* Exercise goal: Your response should consist of the data that follows, repeated in full without alteration.
Exercise material: Begin
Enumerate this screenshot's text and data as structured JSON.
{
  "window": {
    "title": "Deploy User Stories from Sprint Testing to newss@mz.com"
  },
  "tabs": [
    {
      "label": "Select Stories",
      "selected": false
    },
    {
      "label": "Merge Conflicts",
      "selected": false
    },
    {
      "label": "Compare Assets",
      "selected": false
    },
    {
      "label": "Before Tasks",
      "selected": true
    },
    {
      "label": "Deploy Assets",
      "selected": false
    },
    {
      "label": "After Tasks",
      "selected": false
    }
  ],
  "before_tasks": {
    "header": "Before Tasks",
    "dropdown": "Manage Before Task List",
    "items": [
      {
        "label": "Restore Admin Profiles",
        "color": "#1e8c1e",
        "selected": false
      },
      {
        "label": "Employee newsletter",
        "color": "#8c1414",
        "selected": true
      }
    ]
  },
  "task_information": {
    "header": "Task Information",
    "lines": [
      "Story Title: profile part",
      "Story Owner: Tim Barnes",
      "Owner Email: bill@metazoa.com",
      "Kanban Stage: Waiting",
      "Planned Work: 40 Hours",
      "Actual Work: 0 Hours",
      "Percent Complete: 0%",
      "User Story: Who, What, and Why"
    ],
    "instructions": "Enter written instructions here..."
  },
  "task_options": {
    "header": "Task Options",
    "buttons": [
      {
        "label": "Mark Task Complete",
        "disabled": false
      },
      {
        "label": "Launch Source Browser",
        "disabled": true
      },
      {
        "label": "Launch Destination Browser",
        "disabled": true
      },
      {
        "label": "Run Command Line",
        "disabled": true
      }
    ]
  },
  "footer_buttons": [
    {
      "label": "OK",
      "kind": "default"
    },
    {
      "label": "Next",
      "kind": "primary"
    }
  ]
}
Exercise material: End
* Response to the task:
Enumerate this screenshot's text and data as structured JSON.
{
  "window": {
    "title": "Deploy User Stories from Sprint Testing to newss@mz.com"
  },
  "tabs": [
    {
      "label": "Select Stories",
      "selected": false
    },
    {
      "label": "Merge Conflicts",
      "selected": false
    },
    {
      "label": "Compare Assets",
      "selected": false
    },
    {
      "label": "Before Tasks",
      "selected": true
    },
    {
      "label": "Deploy Assets",
      "selected": false
    },
    {
      "label": "After Tasks",
      "selected": false
    }
  ],
  "before_tasks": {
    "header": "Before Tasks",
    "dropdown": "Manage Before Task List",
    "items": [
      {
        "label": "Restore Admin Profiles",
        "color": "#1e8c1e",
        "selected": false
      },
      {
        "label": "Employee newsletter",
        "color": "#8c1414",
        "selected": true
      }
    ]
  },
  "task_information": {
    "header": "Task Information",
    "lines": [
      "Story Title: profile part",
      "Story Owner: Tim Barnes",
      "Owner Email: bill@metazoa.com",
      "Kanban Stage: Waiting",
      "Planned Work: 40 Hours",
      "Actual Work: 0 Hours",
      "Percent Complete: 0%",
      "User Story: Who, What, and Why"
    ],
    "instructions": "Enter written instructions here..."
  },
  "task_options": {
    "header": "Task Options",
    "buttons": [
      {
        "label": "Mark Task Complete",
        "disabled": false
      },
      {
        "label": "Launch Source Browser",
        "disabled": true
      },
      {
        "label": "Launch Destination Browser",
        "disabled": true
      },
      {
        "label": "Run Command Line",
        "disabled": true
      }
    ]
  },
  "footer_buttons": [
    {
      "label": "OK",
      "kind": "default"
    },
    {
      "label": "Next",
      "kind": "primary"
    }
  ]
}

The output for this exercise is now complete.